Nearby, we saw a line of people making their way up a back staircase. George knows how to sniff out a meet-and-greet, so he began to investigate. He felt sure that, atop those stairs, we’d find Duran Duran.
But how to get there?
I was hardly in any condition to be stealthy or to outrun security.
George politely questioned several people as they made their way down the stairs. Some shunned him, but he persevered and determined that, yes, the line led to a backstage meeting. And I gleaned from conversations around me that some folks at the private party had paid $500 apiece for the honor of meeting the band.
It may sound excessive to you, but not to me. Or at least the part of me that still remembers being 13 years old and willing to sell a kidney—perhaps even my own—to meet Duran Duran.
Finally, George approached a woman who will forever be known as My New Best Friend. She saw my pitiful condition and lent George her pass to see the band.
I hobbled up the stairs. No one stopped me. Indeed, people felt merciful over my trudging around crippled and offered me a chair.
I could see Roger Taylor from where I sat in the hallway, injured foot tucked safely behind crutches.
For those of you outside the precious D2 demographic, Roger is the drummer and second cutest bandmate.
His spiky brunette locks and playful pout adorned my closet door.
It hung just below my most beloved John Taylor (bass player, born Nigel John Taylor, 6/20/60 to Jean and Jack Taylor in the Birmingham, England suburb of Hollywood).
I was the band’s last photo op, and I overheard their dismay when they learned the news, “Just one more.”
“One more,” Roger near-groaned as he walked toward the door. Then he eyeballed the gimp in the hall and realized the special circumstances of which I was so gleefully taking advantage.
“Oh, hon, what happened to you?” he asked me.
Mr. Roger Taylor just spoke to me. My brain began forming words. The 14-year-old Hope thought: My poster is talking right now. The fully grown adult brain began pulling together a response.
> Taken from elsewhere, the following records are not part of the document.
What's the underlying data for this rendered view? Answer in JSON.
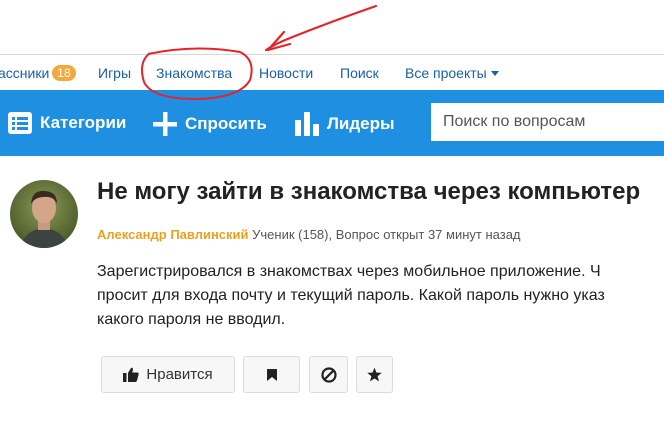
{
  "topnav": {
    "items": [
      {
        "label": "ассники",
        "badge": "18"
      },
      {
        "label": "Игры"
      },
      {
        "label": "Знакомства"
      },
      {
        "label": "Новости"
      },
      {
        "label": "Поиск"
      },
      {
        "label": "Все проекты"
      }
    ]
  },
  "toolbar": {
    "categories": "Категории",
    "ask": "Спросить",
    "leaders": "Лидеры",
    "search_placeholder": "Поиск по вопросам"
  },
  "question": {
    "title": "Не могу зайти в знакомства через компьютер",
    "author": "Александр Павлинский",
    "meta": " Ученик (158), Вопрос открыт 37 минут назад",
    "body": [
      "Зарегистрировался в знакомствах через мобильное приложение. Ч",
      "просит для входа почту и текущий пароль. Какой пароль нужно указ",
      "какого пароля не вводил."
    ]
  },
  "actions": {
    "like_label": "Нравится"
  },
  "colors": {
    "accent": "#1e8fe1",
    "link": "#1a5fa8",
    "author": "#e8a21f",
    "badge": "#f0a93a",
    "annotation": "#e3242b"
  }
}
My brain said, “I just had foot surgery.”
My mouth, on the other hand, let out a string of sounds bearing no relation whatsoever to the English language.
He winced in knowing embarrassment for me.
I assume I’m not the first female wearing a Duran Duran tee shirt who’s been unable to respond properly to a polite query from Roger Taylor.
Simon (singer) put his arm around me.
Nick (keyboardist with heavy lipstick) hoped I’d heal soon.
John steered clear, smiling from a safe distance.
Still: Best Day Ever.
Now, if you’ll excuse me, I have to put my arm in a sling and research some Cory Hart concert dates.